Lodes near the junction of the granite and the " killas " or clay slate are commonly the most productive. The deepest mine now worked in the West of England is Dolcoath tin mine. near Camborne, the deepest point of which is over 400 fathoms, or 2400 feet from surface, very little short of half a mile. All the leading metals have been extensively raised in Devon. Tin mining in the county is, however, but a shadow of its former self, and copper mining, which does not date back more than a century and a half, has taken its place. Lead was worked in the county even during the Roman occupation ; and the lead mines of Beer Alston and of Combe Martin were wrought for the silver contained in the lead ore in the time of Edward I.
The iron mines of Devon are very widely distributed, though almost undeveloped. Large quantities were raised in far back antiquity in South. Devon by the simple process of sinking shallow pits, and when one was exhausted, sinking another. The ore is supposed to have been smelted on the spot. Good examples of the pits occur about four miles from Honiton, taking the road through Combe Raleigh.
The great bulk of the arsenic produced in England comes from Devon Consols mines and the works adjoining, on the other side of the Tamar, where it is obtained by calcining the arsenical pyrites ; and Devon is almost the sole source of the manganese supply of the kingdom. Gold has been found, though not in commercial quantities ; but silver has been yielded by the lead ores to the amount of 140 ounces to a ton and above, and has occurred also independently. Antimony, cobalt, bismuth, and zinc ores have been raised in commercial quantities. But the mineral products of Devon are by no means confined to the metals. Its rocks yield building stones of considerable local value, while the Dartmoor granites have been extensively worked and exported; and the cretaceous-free stone of Beer was the great rival of Caen stone in the West in the middle ages. The ornamental stones of Devon are of considerable importance, notably the marbles of Plymouth, Ipplepen, and Torquay, which bear a high polish, and are most varied in colour and " figure."

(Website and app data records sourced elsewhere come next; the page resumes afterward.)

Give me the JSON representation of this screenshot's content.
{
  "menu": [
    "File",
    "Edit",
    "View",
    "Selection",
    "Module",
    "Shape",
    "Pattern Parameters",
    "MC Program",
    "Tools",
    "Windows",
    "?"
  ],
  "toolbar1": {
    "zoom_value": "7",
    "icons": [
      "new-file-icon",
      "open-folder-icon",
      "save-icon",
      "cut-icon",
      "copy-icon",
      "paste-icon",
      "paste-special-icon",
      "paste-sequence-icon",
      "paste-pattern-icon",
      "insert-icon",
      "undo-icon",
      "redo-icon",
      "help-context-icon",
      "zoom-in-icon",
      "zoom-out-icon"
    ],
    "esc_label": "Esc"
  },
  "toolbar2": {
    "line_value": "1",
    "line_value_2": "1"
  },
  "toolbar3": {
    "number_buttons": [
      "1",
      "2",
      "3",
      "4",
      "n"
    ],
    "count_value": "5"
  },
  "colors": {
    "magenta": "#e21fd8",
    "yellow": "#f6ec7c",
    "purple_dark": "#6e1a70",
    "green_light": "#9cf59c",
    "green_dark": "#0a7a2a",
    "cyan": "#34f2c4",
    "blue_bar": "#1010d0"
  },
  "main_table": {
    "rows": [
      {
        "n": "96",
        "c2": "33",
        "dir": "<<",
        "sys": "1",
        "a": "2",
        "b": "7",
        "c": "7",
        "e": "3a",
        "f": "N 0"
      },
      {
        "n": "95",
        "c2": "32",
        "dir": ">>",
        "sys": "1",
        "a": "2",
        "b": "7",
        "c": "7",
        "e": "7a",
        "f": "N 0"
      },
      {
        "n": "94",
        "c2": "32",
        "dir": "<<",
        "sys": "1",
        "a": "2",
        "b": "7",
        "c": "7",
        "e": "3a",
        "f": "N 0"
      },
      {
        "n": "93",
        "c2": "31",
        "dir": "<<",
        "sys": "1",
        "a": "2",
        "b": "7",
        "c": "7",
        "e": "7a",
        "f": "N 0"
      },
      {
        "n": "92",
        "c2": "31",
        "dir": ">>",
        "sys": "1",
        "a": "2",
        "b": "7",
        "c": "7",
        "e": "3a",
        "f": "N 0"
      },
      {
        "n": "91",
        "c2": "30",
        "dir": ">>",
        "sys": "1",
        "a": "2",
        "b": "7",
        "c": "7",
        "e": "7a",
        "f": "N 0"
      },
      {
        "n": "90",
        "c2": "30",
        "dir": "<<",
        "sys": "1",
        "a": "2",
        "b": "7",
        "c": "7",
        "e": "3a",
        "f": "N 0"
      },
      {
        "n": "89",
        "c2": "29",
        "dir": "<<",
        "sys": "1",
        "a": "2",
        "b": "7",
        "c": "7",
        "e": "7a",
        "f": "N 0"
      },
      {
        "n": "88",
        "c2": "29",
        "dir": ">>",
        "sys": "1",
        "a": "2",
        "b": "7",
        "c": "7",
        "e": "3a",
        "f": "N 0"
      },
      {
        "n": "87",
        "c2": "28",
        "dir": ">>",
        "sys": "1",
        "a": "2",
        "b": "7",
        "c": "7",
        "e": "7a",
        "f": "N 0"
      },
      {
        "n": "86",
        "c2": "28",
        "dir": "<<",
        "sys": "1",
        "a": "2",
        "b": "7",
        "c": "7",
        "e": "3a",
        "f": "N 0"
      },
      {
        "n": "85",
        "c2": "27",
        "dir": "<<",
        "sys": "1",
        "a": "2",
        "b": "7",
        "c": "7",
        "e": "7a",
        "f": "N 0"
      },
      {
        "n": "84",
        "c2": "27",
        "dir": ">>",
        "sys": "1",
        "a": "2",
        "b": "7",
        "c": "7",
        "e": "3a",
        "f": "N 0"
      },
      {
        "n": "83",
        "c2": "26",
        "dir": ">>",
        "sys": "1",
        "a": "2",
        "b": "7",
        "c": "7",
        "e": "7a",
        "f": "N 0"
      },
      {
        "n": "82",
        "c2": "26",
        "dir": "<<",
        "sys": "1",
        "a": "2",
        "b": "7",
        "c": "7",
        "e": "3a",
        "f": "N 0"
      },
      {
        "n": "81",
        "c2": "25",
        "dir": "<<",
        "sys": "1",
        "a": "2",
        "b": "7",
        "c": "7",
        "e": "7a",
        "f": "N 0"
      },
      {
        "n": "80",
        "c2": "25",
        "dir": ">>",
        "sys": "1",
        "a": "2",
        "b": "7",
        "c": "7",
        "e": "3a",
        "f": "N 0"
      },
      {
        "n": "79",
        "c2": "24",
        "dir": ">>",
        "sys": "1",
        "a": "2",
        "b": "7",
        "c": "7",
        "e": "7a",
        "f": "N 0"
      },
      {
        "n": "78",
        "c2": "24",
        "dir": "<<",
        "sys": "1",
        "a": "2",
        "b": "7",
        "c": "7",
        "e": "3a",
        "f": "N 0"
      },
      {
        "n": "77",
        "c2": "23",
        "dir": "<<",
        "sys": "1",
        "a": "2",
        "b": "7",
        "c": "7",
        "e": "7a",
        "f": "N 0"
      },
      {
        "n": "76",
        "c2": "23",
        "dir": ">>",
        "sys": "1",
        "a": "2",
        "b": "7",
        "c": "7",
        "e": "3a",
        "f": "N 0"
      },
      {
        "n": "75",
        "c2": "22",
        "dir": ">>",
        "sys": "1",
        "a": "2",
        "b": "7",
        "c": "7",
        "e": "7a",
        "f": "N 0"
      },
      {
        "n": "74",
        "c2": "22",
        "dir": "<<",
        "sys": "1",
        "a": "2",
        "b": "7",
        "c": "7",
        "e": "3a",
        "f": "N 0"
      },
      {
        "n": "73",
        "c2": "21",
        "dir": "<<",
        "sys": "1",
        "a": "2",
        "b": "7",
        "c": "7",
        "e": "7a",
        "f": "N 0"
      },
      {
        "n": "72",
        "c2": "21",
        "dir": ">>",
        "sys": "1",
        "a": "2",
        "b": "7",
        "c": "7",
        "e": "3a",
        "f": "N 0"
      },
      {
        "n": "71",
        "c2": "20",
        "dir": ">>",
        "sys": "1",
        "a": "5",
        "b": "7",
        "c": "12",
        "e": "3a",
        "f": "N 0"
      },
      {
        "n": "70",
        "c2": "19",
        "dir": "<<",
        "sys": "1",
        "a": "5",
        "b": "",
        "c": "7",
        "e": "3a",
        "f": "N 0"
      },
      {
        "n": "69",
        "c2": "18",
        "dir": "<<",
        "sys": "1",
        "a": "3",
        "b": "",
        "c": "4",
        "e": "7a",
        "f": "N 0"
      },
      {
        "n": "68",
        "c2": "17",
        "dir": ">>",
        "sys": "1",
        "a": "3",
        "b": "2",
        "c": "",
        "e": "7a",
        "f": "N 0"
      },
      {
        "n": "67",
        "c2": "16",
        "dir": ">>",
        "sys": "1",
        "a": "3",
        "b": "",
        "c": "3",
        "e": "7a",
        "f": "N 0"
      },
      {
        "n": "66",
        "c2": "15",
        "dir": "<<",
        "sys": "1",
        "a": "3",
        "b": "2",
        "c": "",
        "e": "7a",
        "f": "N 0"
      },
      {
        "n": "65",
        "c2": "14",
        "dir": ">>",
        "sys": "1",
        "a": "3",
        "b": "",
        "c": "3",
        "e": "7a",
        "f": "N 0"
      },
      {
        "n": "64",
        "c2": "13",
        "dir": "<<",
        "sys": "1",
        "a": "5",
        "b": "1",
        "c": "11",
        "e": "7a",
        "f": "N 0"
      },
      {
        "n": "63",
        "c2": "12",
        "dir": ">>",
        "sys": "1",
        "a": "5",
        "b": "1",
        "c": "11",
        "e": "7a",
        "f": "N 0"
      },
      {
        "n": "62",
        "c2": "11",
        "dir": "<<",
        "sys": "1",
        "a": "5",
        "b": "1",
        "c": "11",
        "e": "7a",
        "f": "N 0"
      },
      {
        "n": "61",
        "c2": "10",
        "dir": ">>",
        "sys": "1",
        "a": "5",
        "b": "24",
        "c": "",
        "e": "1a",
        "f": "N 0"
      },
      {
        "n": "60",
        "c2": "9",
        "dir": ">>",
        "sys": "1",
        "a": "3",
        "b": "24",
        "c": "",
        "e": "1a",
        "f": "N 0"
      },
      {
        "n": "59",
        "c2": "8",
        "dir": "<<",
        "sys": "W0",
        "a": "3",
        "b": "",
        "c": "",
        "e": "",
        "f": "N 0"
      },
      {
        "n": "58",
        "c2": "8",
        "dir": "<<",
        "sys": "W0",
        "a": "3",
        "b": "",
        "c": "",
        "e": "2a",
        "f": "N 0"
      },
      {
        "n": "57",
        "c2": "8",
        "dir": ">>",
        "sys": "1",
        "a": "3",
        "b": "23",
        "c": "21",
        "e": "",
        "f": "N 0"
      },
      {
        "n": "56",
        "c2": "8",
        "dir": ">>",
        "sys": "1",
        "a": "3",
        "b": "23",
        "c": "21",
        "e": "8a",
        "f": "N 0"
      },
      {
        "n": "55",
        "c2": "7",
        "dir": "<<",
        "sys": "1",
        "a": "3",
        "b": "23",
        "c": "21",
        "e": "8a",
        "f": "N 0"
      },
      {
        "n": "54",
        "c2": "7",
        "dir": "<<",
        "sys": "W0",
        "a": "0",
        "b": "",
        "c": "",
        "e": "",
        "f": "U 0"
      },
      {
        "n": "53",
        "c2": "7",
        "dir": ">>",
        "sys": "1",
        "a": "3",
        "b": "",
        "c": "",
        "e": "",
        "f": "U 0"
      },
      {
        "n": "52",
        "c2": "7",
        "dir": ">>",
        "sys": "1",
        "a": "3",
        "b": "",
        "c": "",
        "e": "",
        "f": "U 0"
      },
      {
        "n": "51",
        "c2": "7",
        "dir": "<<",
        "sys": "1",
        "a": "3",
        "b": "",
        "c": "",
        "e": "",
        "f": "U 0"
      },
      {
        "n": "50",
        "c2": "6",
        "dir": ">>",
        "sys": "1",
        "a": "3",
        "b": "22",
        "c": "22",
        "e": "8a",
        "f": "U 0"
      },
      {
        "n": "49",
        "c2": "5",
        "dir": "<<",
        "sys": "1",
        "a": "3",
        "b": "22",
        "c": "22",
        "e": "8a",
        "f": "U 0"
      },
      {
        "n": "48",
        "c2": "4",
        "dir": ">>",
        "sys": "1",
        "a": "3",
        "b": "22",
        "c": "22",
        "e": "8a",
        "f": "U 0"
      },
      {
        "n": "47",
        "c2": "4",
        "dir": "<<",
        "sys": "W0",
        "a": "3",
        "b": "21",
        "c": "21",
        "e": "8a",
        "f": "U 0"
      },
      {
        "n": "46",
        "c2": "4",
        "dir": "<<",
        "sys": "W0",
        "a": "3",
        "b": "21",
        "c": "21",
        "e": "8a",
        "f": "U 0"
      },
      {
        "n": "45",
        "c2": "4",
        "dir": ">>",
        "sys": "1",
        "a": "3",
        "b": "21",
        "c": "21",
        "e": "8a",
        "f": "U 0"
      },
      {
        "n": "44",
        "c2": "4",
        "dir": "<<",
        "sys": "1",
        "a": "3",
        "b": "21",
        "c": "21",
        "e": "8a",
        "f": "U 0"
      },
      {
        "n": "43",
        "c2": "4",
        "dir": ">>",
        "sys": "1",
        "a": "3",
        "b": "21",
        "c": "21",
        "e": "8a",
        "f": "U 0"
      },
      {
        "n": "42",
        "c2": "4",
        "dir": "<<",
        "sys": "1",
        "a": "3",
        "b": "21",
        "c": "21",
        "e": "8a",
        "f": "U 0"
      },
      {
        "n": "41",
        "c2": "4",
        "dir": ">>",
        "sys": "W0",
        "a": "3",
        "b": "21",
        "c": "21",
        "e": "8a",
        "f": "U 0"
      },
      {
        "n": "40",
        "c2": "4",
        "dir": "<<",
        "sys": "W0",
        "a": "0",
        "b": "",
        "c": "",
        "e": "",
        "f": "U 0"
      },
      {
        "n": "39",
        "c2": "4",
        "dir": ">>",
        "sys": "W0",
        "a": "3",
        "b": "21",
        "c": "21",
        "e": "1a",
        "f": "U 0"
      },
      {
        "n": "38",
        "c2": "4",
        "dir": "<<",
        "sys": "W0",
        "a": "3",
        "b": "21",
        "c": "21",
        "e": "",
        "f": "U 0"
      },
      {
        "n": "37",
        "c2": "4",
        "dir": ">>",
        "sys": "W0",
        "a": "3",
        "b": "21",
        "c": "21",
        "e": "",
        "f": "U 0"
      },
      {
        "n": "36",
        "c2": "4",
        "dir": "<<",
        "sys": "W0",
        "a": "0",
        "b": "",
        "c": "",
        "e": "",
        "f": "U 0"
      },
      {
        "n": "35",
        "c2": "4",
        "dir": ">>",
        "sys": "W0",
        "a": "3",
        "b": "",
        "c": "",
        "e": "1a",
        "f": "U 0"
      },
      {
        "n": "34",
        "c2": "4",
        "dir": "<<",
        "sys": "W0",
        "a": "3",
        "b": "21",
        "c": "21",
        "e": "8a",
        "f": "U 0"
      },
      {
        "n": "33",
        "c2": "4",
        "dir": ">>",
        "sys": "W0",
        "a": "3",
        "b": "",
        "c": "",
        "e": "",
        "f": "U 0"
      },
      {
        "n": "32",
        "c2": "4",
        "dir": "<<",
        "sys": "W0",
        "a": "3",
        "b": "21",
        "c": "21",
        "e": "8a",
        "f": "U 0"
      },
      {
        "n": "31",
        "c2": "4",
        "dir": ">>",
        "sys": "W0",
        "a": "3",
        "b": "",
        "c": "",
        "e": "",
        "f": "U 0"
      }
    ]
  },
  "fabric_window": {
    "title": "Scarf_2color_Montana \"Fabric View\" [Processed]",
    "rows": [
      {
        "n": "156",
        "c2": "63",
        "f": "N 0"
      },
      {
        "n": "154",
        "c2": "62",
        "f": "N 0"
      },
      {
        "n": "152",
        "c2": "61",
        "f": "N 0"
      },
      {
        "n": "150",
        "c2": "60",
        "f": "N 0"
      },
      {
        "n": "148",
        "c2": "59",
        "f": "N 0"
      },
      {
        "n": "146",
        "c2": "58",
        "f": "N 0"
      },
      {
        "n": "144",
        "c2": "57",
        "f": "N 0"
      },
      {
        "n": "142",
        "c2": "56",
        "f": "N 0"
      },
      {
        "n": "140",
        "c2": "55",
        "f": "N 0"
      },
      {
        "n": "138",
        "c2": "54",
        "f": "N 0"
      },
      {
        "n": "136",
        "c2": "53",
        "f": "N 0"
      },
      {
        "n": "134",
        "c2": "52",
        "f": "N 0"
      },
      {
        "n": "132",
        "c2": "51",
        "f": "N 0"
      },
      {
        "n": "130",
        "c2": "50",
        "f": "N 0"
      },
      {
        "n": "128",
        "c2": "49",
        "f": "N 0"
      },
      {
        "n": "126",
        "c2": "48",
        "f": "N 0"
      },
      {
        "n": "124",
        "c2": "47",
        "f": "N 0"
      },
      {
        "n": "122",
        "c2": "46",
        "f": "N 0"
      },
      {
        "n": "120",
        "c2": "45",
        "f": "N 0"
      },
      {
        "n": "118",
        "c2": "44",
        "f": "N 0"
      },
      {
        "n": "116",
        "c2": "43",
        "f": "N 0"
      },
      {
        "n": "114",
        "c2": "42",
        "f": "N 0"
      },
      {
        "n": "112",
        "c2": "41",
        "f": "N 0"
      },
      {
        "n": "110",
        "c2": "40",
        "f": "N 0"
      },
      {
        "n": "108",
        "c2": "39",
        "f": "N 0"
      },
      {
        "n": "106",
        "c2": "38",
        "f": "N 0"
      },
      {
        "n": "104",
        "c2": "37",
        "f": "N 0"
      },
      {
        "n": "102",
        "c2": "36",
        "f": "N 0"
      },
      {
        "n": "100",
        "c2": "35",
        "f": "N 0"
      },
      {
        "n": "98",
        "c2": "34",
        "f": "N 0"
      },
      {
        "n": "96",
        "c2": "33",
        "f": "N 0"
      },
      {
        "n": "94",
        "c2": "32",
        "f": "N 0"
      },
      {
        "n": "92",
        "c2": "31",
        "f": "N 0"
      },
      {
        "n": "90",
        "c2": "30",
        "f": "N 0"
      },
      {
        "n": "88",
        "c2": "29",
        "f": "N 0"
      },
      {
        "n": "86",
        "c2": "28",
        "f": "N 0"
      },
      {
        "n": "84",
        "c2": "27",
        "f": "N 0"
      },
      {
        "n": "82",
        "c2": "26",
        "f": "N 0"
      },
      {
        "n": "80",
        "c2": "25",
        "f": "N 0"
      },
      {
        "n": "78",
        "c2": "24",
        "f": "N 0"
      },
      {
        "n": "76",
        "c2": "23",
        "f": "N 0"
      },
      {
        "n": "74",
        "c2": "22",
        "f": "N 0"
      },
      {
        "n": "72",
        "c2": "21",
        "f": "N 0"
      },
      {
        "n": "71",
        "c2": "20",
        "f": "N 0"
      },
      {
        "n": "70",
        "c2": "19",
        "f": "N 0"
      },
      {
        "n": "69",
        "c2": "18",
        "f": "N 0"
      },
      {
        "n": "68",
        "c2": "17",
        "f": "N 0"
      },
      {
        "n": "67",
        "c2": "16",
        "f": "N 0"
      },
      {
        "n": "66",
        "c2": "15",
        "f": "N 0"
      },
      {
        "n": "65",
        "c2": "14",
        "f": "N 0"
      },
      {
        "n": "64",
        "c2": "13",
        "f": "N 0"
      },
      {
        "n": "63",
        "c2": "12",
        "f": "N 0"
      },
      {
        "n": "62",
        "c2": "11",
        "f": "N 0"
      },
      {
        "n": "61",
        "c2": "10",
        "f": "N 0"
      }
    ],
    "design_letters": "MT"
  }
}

Some of the granites are very handsome, especially the rich red of Trowlesworthy. Rock crystals, calcedonies, jaspers, agates, and cornelians are found of sufficient value to be worked up by local lapidaries, who also adapt some of the fossil marbles to purposes of personal adornment. The clays of Devon are valuable commercial products ; the most important are the clays of Bovey and Newton Abhot, the china clays of Dartmoor, and the terra-cotta clays of Torquay. China clay is simply the decomposed felspar of granite which has been acted upon by an agency as yet little understood. Deposits of granite thus disintegrated occur largely in Cornwall, in the vicinity of St Austell, and on various parts of Dartmoor. Ihe largest clay works are at Lee Moor, which may be reached either from Cornwood or Plympton , and are between 5 and 6m. distant from these stations.